§ **Exercise requirements**
Copy out the listing that follows, exact in every word, and skip the images.

§ **Dataset records**
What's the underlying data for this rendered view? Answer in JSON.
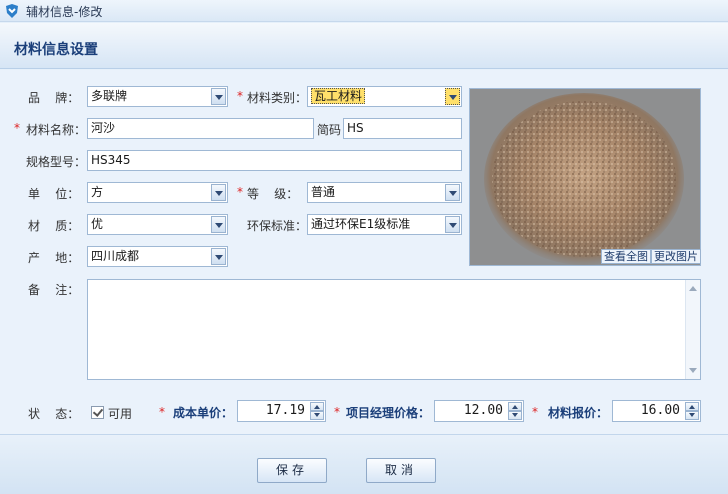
{
  "window": {
    "title": "辅材信息-修改",
    "icon": "app-shield-icon"
  },
  "header": {
    "title": "材料信息设置"
  },
  "form": {
    "brand": {
      "label": "品    牌：",
      "value": "多联牌"
    },
    "category": {
      "label": "材料类别：",
      "value": "瓦工材料"
    },
    "name": {
      "label": "材料名称：",
      "value": "河沙"
    },
    "code": {
      "label": "简码",
      "value": "HS"
    },
    "spec": {
      "label": "规格型号：",
      "value": "HS345"
    },
    "unit": {
      "label": "单    位：",
      "value": "方"
    },
    "grade": {
      "label": "等    级：",
      "value": "普通"
    },
    "quality": {
      "label": "材    质：",
      "value": "优"
    },
    "eco": {
      "label": "环保标准：",
      "value": "通过环保E1级标准"
    },
    "origin": {
      "label": "产    地：",
      "value": "四川成都"
    },
    "remark": {
      "label": "备    注：",
      "value": ""
    },
    "status": {
      "label": "状    态：",
      "checkbox_label": "可用",
      "checked": true
    }
  },
  "required_mark": "*",
  "photo": {
    "view_full_label": "查看全图",
    "change_label": "更改图片"
  },
  "pricing": {
    "cost": {
      "label": "成本单价：",
      "value": "17.19"
    },
    "pm": {
      "label": "项目经理价格：",
      "value": "12.00"
    },
    "quote": {
      "label": "材料报价：",
      "value": "16.00"
    }
  },
  "buttons": {
    "save": "保存",
    "cancel": "取消"
  }
}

§ **Output of the exercise**
What's the underlying data for this rendered view? Answer in JSON.
{
  "window": {
    "title": "辅材信息-修改",
    "icon": "app-shield-icon"
  },
  "header": {
    "title": "材料信息设置"
  },
  "form": {
    "brand": {
      "label": "品    牌：",
      "value": "多联牌"
    },
    "category": {
      "label": "材料类别：",
      "value": "瓦工材料"
    },
    "name": {
      "label": "材料名称：",
      "value": "河沙"
    },
    "code": {
      "label": "简码",
      "value": "HS"
    },
    "spec": {
      "label": "规格型号：",
      "value": "HS345"
    },
    "unit": {
      "label": "单    位：",
      "value": "方"
    },
    "grade": {
      "label": "等    级：",
      "value": "普通"
    },
    "quality": {
      "label": "材    质：",
      "value": "优"
    },
    "eco": {
      "label": "环保标准：",
      "value": "通过环保E1级标准"
    },
    "origin": {
      "label": "产    地：",
      "value": "四川成都"
    },
    "remark": {
      "label": "备    注：",
      "value": ""
    },
    "status": {
      "label": "状    态：",
      "checkbox_label": "可用",
      "checked": true
    }
  },
  "required_mark": "*",
  "photo": {
    "view_full_label": "查看全图",
    "change_label": "更改图片"
  },
  "pricing": {
    "cost": {
      "label": "成本单价：",
      "value": "17.19"
    },
    "pm": {
      "label": "项目经理价格：",
      "value": "12.00"
    },
    "quote": {
      "label": "材料报价：",
      "value": "16.00"
    }
  },
  "buttons": {
    "save": "保存",
    "cancel": "取消"
  }
}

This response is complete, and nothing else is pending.